Fetterman is also an effective communicator. And did I mention he’s good at mocking the opposition? This recent video of Fetterman reacting to news that the House plans to open an impeachment inquiry into President Biden is a perfect example of what makes Fetterman so good at this. His mocking laughter and feigned fear say what many of us feel.
Like many of us, Fetterman has little patience for the concern trolling and political theater that so many of his critics love to engage in. He’s offered to wear a suit if House Republicans can reach a deal that would avoid a government shutdown (He also called them jagoffs.) Referring to Rep. Lauren Boebert’s own recent scandal, Fetterman remarked, “I figure if I take up vaping and grabbing the hog during a live musical, they’ll make me a folk hero.”
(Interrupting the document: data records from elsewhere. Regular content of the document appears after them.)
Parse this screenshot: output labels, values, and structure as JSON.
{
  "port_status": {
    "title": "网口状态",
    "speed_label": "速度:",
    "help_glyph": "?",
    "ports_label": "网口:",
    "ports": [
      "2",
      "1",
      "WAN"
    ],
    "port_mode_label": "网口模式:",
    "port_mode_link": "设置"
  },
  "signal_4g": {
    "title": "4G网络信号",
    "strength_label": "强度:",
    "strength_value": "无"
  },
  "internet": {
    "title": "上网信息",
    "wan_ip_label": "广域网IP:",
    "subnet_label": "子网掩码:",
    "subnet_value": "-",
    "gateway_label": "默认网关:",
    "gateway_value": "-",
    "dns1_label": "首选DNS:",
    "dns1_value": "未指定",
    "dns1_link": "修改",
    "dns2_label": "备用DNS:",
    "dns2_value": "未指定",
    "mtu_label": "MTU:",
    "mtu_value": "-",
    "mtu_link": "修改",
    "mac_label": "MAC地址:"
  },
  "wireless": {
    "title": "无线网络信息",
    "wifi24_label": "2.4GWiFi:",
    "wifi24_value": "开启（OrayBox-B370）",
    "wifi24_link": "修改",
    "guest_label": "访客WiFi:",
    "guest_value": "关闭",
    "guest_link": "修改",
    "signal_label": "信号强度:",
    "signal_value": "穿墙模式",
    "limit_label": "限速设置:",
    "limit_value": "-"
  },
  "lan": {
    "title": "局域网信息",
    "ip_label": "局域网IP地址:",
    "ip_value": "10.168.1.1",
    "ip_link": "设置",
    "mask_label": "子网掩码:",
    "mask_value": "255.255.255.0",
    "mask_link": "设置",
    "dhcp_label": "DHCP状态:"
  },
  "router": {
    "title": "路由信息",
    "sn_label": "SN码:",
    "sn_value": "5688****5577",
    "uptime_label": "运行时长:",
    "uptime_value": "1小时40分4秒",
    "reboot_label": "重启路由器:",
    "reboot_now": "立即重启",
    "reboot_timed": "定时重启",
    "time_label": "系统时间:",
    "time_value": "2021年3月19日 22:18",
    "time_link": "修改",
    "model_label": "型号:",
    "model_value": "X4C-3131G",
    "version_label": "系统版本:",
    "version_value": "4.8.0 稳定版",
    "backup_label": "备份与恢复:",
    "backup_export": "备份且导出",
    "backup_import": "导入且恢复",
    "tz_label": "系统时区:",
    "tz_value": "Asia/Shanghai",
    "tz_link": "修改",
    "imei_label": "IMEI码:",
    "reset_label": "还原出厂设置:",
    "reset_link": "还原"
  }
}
I wrote about Fetterman’s Senate campaign last year. As a candidate, Fetterman was best known for masterfully trolling his GOP opponent Dr. Oz, until he suffered from a stroke on the campaign trail. MAGA went on the attack, immediately declaring Fetterman an invalid and making the argument that a stroke meant he would be unable to serve, with Dr. Oz leading the charge. The political media was happy to pile on, especially after the first debate, with a stream of ableist commentary about Fetterman’s performance.
But John Fetterman proved to be just as masterful of a communicator about recovering from a stroke as he was in constantly reminding Pennsylvania voters that his opponent is from New Jersey. Fetterman did multiple interviews, opening up about the stroke and what had changed for him and his family. He was vulnerable in a way we aren’t used to seeing from men on the campaign trail.
I had a hunch that the attacks on Fetterman would backfire. Most of us know someone who has suffered from a stroke or some other form of illness, and it wasn’t hard to see Fetterman and think of someone in your own family who had gone through something similar. My instinct was that at a certain point, voters would start to see the attacks and ableism as bullying. But Fetterman’s ability to share his story in the face of that hostility is what sealed the seal and won him the election.
As a Senator, Fetterman’s strategy hasn’t changed. He was equally as forthcoming about his challenges with suffering from depression earlier this year, taking time away from the Senate for treatment and sharing his experiences upon his return. This week, a clip of Fetterman went viral on social media. He was speaking about his auditory processing struggles at a hearing on access for people with disabilities and mentioned those who continue to mock him for using an aide to communicate, asking the witness, “How can we become more empathetic, more responsive, and more effective senators?”
Going back to Fetterman’s hoodies, it’s been fascinating to see a straight white man’s clothing become such a topic of discussion. Especially since we don’t yet live in a world where a woman or a man of color could wear only hoodies and shorts and win a Senate race. As much as I enjoy Fetterman’s style, I also realize that being a straight white male is what makes his persona possible in the first place. (It’s also part of why it’s so difficult for MAGA to attack him effectively.) But to Fetterman’s credit, I think he realizes this currency and uses it for good as much as he’s able.
Fetterman’s detractors can obsess about what he wears on the floor of the Senate as much as they want. It won’t hurt Fetterman with his constituents, his popularity online, or his campaign merch sales. It will only show Americans who they are and just how out of alignment their priorities are with our own. Personally, I think America needs more politicians like John Fetterman, and I’m sure I’m not alone. Which is probably what the people trying to force him back into a suit and tie are actually afraid of.